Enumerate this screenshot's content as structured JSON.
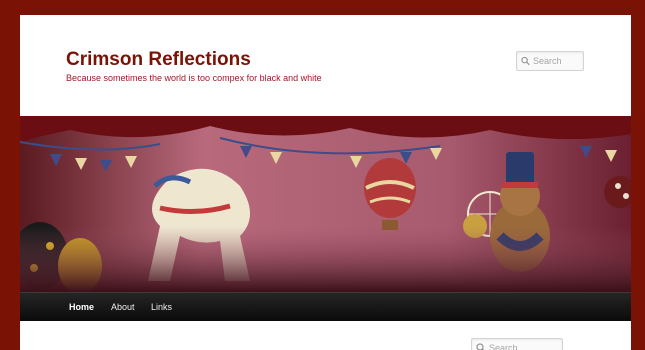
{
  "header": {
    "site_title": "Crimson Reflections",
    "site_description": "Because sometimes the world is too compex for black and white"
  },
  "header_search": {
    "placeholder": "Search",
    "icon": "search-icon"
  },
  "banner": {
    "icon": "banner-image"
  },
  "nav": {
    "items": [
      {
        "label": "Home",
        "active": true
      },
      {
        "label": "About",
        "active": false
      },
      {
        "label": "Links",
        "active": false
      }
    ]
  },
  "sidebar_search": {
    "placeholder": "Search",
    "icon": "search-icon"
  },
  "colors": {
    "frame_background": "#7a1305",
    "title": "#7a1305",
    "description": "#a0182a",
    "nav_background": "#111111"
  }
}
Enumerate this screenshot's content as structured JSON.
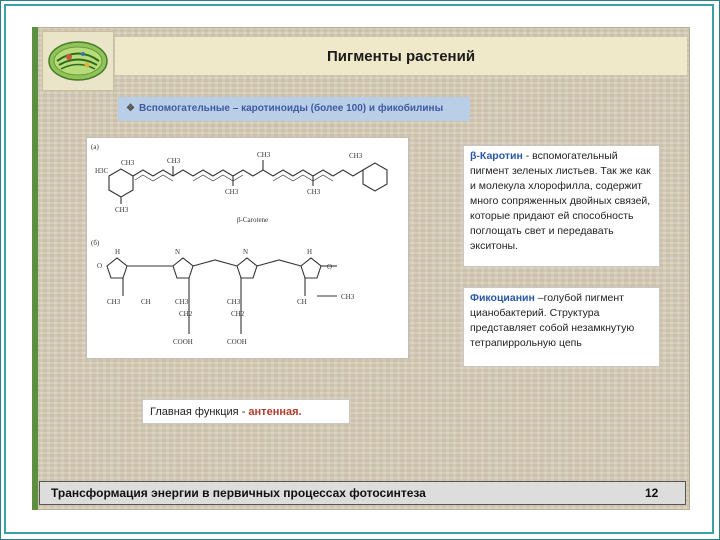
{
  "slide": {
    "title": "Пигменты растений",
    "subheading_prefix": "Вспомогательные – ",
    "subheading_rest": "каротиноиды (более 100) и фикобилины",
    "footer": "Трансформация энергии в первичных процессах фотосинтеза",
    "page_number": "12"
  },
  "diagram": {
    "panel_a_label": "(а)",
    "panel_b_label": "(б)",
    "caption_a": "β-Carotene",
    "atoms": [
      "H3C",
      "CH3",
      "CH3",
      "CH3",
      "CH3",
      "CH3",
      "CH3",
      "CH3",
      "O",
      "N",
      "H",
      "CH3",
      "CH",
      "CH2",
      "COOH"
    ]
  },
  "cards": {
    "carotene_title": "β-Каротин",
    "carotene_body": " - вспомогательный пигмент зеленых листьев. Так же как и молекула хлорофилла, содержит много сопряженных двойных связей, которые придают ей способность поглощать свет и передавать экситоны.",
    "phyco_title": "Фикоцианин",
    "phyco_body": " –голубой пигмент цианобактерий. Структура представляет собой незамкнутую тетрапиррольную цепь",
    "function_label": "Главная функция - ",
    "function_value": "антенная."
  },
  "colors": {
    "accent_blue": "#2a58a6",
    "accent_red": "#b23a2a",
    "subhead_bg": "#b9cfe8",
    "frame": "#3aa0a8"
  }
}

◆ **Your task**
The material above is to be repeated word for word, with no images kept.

◆ **Response to this exercise**
Enumerate this screenshot's content as structured JSON.
{
  "header": {
    "site_title": "Crimson Reflections",
    "site_description": "Because sometimes the world is too compex for black and white"
  },
  "header_search": {
    "placeholder": "Search",
    "icon": "search-icon"
  },
  "banner": {
    "icon": "banner-image"
  },
  "nav": {
    "items": [
      {
        "label": "Home",
        "active": true
      },
      {
        "label": "About",
        "active": false
      },
      {
        "label": "Links",
        "active": false
      }
    ]
  },
  "sidebar_search": {
    "placeholder": "Search",
    "icon": "search-icon"
  },
  "colors": {
    "frame_background": "#7a1305",
    "title": "#7a1305",
    "description": "#a0182a",
    "nav_background": "#111111"
  }
}
Enumerate this screenshot's content as structured JSON.
{
  "slide": {
    "title": "Пигменты растений",
    "subheading_prefix": "Вспомогательные – ",
    "subheading_rest": "каротиноиды (более 100) и фикобилины",
    "footer": "Трансформация энергии в первичных процессах фотосинтеза",
    "page_number": "12"
  },
  "diagram": {
    "panel_a_label": "(а)",
    "panel_b_label": "(б)",
    "caption_a": "β-Carotene",
    "atoms": [
      "H3C",
      "CH3",
      "CH3",
      "CH3",
      "CH3",
      "CH3",
      "CH3",
      "CH3",
      "O",
      "N",
      "H",
      "CH3",
      "CH",
      "CH2",
      "COOH"
    ]
  },
  "cards": {
    "carotene_title": "β-Каротин",
    "carotene_body": " - вспомогательный пигмент зеленых листьев. Так же как и молекула хлорофилла, содержит много сопряженных двойных связей, которые придают ей способность поглощать свет и передавать экситоны.",
    "phyco_title": "Фикоцианин",
    "phyco_body": " –голубой пигмент цианобактерий. Структура представляет собой незамкнутую тетрапиррольную цепь",
    "function_label": "Главная функция - ",
    "function_value": "антенная."
  },
  "colors": {
    "accent_blue": "#2a58a6",
    "accent_red": "#b23a2a",
    "subhead_bg": "#b9cfe8",
    "frame": "#3aa0a8"
  }
}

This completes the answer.